**Task goal:** How many lines below contain the word "Miniport"? Give only the number.

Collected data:
^^^^^^^^
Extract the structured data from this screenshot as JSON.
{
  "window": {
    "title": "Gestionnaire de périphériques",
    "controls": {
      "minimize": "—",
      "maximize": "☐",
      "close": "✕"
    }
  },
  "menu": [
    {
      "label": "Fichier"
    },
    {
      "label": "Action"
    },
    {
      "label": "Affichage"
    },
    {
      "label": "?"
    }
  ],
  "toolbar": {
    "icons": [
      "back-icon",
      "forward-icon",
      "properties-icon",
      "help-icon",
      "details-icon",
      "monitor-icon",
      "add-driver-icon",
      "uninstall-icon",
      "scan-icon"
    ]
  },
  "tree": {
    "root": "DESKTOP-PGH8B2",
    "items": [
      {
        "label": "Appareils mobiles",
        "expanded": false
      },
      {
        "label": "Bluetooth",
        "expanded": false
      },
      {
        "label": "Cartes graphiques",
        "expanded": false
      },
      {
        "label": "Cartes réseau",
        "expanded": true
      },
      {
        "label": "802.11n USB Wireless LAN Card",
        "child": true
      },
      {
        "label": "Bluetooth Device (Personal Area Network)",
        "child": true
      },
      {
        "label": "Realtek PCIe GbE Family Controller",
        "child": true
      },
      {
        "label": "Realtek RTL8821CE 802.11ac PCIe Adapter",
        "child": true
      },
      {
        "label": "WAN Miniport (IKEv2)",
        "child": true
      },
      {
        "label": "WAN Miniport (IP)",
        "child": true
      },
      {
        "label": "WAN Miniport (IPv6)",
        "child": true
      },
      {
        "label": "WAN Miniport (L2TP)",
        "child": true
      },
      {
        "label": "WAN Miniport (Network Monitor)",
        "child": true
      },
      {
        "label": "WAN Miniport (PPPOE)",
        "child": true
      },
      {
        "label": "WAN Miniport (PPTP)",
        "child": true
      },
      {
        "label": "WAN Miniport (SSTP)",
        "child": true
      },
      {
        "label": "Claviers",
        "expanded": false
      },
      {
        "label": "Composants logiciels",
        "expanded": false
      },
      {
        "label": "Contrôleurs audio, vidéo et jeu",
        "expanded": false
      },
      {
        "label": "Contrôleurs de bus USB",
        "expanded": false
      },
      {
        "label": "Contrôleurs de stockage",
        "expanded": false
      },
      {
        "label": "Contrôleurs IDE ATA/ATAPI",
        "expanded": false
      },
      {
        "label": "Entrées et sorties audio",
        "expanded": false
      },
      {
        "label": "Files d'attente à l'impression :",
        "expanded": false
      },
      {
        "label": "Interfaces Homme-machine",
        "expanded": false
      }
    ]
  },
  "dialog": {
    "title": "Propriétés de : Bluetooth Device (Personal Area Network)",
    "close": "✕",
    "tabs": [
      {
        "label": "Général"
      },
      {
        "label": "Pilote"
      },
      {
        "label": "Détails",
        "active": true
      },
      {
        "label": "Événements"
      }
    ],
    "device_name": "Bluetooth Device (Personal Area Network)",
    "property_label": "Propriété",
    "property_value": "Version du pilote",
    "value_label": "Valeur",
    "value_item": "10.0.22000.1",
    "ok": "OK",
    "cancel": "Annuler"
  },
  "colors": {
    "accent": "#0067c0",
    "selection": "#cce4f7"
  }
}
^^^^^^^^
**Task solution:** 8